Your answer should be a single number: the count of lines in the listing that contain "content".

The records:

== Segment start ==

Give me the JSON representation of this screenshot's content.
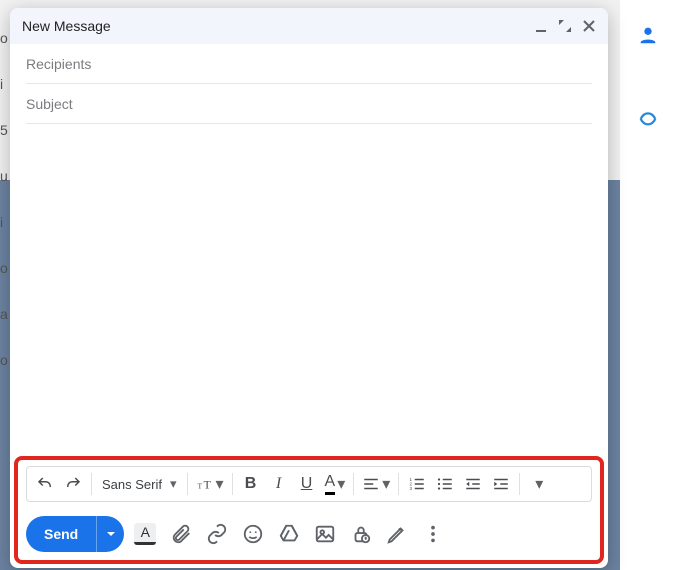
{
  "header": {
    "title": "New Message"
  },
  "fields": {
    "recipients_placeholder": "Recipients",
    "recipients_value": "",
    "subject_placeholder": "Subject",
    "subject_value": ""
  },
  "body": {
    "content": ""
  },
  "format_toolbar": {
    "font_label": "Sans Serif"
  },
  "send": {
    "label": "Send"
  }
}
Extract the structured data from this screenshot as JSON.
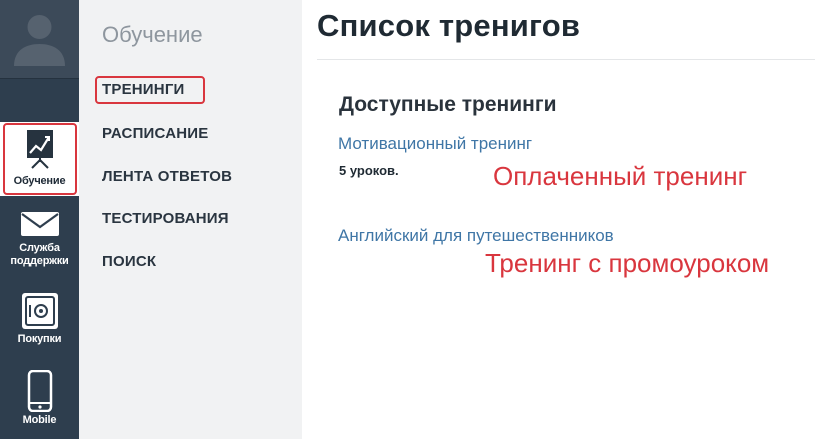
{
  "rail": {
    "items": [
      {
        "label": "Обучение"
      },
      {
        "label_line1": "Служба",
        "label_line2": "поддержки"
      },
      {
        "label": "Покупки"
      },
      {
        "label": "Mobile"
      }
    ]
  },
  "subnav": {
    "title": "Обучение",
    "items": [
      {
        "label": "ТРЕНИНГИ"
      },
      {
        "label": "РАСПИСАНИЕ"
      },
      {
        "label": "ЛЕНТА ОТВЕТОВ"
      },
      {
        "label": "ТЕСТИРОВАНИЯ"
      },
      {
        "label": "ПОИСК"
      }
    ]
  },
  "main": {
    "title": "Список тренигов",
    "section_title": "Доступные тренинги",
    "trainings": [
      {
        "title": "Мотивационный тренинг",
        "meta": "5 уроков."
      },
      {
        "title": "Английский для путешественников"
      }
    ]
  },
  "annotations": {
    "paid": "Оплаченный тренинг",
    "promo": "Тренинг с промоуроком"
  },
  "colors": {
    "rail_bg": "#2e3e4e",
    "subnav_bg": "#f1f2f3",
    "link": "#3f76a6",
    "annotation_red": "#d9363e"
  },
  "icons": [
    "user-avatar-icon",
    "chart-presentation-icon",
    "envelope-icon",
    "safe-icon",
    "mobile-phone-icon"
  ]
}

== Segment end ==

Solved problem:
2